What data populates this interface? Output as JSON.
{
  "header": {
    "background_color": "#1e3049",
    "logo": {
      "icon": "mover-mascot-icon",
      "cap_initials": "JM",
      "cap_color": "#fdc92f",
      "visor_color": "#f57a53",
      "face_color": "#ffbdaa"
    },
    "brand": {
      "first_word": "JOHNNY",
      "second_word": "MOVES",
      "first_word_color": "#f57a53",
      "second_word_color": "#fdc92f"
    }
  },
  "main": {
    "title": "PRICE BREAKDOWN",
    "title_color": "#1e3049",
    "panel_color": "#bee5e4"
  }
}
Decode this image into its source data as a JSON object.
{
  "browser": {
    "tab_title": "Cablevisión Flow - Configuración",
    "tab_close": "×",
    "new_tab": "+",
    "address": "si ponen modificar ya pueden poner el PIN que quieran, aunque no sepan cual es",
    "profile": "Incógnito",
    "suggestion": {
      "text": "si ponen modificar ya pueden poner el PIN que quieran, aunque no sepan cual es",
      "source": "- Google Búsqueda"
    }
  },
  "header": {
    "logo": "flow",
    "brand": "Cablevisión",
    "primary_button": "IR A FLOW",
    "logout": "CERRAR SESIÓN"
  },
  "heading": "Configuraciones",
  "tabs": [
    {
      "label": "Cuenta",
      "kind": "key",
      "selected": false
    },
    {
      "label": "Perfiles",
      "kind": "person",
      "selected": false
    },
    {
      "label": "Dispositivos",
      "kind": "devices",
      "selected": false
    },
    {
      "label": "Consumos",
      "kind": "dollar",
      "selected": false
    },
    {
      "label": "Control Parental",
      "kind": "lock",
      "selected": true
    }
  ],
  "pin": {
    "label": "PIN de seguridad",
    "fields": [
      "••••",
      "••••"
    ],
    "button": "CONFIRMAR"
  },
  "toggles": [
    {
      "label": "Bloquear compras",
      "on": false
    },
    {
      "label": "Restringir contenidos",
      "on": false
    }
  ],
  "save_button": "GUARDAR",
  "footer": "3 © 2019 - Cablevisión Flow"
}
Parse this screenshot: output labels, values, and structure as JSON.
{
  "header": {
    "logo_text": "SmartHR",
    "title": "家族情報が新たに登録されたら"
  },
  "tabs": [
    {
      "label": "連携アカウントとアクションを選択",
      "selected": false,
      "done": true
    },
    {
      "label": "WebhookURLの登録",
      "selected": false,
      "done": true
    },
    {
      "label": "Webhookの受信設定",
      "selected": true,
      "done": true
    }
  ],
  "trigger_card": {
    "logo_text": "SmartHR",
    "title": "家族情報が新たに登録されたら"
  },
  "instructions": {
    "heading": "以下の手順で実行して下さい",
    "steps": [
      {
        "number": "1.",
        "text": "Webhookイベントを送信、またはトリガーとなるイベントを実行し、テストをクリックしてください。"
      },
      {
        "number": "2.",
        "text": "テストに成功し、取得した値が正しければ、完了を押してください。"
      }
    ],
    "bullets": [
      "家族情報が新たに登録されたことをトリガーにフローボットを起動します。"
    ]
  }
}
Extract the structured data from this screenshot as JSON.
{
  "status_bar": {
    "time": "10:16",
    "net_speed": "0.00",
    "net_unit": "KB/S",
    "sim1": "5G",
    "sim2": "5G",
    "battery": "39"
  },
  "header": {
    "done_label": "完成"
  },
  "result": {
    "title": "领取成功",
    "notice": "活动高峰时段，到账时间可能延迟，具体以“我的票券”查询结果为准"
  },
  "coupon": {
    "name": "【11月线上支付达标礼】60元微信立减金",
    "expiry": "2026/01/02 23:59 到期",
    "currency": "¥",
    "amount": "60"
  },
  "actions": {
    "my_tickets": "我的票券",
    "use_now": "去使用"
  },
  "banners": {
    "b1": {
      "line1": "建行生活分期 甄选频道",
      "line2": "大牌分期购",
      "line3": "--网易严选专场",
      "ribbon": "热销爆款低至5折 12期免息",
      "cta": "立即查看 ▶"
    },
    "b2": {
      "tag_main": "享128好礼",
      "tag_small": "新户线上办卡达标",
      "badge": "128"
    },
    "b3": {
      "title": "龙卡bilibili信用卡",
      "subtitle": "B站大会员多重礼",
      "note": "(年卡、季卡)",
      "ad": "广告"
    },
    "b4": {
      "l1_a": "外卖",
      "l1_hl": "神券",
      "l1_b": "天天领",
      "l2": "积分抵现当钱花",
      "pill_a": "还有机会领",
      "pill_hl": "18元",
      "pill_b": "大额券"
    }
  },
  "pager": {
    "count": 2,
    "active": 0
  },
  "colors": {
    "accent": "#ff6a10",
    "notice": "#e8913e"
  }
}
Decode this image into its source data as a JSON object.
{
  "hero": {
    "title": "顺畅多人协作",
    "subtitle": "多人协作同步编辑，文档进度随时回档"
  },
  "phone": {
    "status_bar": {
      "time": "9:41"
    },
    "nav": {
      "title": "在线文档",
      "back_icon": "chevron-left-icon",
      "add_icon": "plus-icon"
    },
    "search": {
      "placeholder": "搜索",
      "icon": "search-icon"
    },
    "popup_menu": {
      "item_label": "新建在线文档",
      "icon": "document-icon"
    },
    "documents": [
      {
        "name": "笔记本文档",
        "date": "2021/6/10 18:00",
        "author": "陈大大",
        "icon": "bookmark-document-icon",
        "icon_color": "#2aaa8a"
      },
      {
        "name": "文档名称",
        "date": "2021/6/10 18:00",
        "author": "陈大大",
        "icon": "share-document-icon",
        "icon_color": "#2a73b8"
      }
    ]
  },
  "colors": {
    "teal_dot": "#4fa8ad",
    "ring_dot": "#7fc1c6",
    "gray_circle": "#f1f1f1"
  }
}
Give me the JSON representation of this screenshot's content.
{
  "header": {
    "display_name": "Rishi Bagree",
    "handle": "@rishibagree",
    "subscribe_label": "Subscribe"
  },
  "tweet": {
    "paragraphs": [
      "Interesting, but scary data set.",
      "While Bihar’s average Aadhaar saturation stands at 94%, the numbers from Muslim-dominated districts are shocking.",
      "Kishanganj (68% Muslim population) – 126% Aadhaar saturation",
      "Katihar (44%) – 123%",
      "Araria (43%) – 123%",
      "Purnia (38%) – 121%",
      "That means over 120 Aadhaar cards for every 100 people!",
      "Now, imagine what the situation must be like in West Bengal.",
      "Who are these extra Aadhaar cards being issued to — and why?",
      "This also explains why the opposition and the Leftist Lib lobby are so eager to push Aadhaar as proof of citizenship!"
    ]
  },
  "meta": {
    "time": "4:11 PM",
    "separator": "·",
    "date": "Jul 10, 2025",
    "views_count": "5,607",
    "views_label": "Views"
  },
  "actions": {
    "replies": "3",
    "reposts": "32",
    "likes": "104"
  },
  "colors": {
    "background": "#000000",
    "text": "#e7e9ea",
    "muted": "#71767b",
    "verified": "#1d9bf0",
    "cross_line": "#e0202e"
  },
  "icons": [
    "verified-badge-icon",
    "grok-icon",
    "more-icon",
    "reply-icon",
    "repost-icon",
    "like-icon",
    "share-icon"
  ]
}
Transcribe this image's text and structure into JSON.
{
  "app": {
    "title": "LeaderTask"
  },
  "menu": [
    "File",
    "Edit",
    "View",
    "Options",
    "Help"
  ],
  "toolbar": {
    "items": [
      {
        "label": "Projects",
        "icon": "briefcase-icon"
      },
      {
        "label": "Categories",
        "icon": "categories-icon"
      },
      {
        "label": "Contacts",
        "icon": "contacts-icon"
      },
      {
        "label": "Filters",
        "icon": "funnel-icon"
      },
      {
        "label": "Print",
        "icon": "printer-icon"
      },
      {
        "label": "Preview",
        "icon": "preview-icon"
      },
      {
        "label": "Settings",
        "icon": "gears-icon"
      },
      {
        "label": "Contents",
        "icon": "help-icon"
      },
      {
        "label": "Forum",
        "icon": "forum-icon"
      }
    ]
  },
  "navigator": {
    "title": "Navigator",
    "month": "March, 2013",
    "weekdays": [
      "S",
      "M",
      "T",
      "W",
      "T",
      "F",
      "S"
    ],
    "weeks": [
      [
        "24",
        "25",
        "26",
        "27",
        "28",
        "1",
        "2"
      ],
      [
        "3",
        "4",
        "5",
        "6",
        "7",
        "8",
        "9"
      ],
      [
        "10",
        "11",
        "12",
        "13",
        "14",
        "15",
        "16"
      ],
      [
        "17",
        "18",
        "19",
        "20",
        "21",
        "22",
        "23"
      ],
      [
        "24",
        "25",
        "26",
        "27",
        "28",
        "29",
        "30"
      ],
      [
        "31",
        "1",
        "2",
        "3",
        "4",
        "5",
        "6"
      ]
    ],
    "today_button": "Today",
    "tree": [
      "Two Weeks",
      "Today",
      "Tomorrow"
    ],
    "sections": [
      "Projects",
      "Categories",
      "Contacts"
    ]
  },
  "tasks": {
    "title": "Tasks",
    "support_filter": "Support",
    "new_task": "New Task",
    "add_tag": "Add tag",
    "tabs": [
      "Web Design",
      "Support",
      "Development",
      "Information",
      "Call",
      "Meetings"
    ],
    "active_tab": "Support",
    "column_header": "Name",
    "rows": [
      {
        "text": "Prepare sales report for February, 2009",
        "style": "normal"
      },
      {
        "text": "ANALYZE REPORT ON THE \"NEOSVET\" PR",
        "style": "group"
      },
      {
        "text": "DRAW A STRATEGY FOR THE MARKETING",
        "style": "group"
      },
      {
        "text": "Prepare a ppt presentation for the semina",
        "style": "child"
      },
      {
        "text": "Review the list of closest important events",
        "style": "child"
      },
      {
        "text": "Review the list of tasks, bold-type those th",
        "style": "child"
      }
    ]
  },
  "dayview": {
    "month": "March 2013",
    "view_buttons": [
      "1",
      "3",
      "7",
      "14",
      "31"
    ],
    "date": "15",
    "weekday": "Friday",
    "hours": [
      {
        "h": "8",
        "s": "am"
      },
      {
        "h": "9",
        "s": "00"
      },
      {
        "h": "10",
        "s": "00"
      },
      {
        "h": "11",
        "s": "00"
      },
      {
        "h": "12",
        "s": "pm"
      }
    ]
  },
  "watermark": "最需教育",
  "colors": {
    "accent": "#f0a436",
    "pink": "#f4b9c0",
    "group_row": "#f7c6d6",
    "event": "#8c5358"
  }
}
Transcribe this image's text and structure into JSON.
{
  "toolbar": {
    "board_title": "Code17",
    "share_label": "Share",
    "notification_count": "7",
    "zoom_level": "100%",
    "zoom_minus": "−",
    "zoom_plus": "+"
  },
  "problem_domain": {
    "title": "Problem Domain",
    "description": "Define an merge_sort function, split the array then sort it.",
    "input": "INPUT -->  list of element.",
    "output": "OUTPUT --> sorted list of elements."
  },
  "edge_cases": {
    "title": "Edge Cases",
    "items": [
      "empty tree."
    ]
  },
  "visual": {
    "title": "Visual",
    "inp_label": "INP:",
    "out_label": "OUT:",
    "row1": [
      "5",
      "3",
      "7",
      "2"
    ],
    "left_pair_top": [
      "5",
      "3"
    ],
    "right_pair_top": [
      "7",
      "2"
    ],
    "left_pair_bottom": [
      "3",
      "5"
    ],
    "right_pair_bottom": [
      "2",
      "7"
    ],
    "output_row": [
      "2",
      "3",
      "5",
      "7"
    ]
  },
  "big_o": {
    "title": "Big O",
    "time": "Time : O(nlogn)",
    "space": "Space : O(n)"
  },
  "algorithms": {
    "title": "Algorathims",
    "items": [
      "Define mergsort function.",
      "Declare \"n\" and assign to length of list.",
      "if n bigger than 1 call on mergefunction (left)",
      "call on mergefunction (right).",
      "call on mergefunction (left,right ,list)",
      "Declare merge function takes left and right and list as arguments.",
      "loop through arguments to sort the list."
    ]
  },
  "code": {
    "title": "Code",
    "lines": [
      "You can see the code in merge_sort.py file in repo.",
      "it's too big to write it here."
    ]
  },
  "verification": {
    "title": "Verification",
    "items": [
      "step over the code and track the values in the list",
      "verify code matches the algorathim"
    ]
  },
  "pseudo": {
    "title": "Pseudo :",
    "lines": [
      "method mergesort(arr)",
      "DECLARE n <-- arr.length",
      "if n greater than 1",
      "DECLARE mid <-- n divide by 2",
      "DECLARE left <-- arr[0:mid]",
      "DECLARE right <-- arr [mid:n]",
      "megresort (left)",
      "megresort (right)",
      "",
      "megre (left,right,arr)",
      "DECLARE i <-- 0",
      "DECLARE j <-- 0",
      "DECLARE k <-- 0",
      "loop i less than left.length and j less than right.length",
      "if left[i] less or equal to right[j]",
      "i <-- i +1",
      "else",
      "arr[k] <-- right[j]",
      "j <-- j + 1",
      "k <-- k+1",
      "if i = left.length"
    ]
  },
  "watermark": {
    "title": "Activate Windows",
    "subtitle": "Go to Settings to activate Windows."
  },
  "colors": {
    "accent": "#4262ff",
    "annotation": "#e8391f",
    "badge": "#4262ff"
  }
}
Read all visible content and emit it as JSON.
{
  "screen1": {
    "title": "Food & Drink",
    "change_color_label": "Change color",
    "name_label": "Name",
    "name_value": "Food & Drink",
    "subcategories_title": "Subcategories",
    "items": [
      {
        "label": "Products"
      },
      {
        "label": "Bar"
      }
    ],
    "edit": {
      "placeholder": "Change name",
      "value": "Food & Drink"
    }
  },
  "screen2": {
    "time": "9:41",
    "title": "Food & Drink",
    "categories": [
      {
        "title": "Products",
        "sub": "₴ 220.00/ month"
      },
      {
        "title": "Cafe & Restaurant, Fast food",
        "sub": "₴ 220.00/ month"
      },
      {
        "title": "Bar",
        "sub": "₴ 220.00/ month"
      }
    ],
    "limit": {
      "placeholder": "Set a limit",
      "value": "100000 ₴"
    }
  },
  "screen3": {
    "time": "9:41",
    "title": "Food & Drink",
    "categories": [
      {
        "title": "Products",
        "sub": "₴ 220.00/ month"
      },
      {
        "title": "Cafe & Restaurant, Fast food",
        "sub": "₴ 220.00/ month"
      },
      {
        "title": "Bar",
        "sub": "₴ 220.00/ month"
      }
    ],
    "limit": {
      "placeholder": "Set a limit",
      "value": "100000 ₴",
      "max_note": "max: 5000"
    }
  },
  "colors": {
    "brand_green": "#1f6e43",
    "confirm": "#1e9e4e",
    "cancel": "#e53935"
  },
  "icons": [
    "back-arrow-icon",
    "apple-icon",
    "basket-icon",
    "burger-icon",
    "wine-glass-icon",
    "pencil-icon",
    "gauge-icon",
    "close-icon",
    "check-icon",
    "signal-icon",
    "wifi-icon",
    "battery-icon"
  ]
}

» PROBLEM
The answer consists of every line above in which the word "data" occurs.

» SOLUTION TO THIS PROBLEM
What data populates this interface? Output as JSON.
Decode this image into its source data as a JSON object.
Extract the structured data from this screenshot as JSON.
Decode this image into its source data as a JSON object.
      "Interesting, but scary data set.",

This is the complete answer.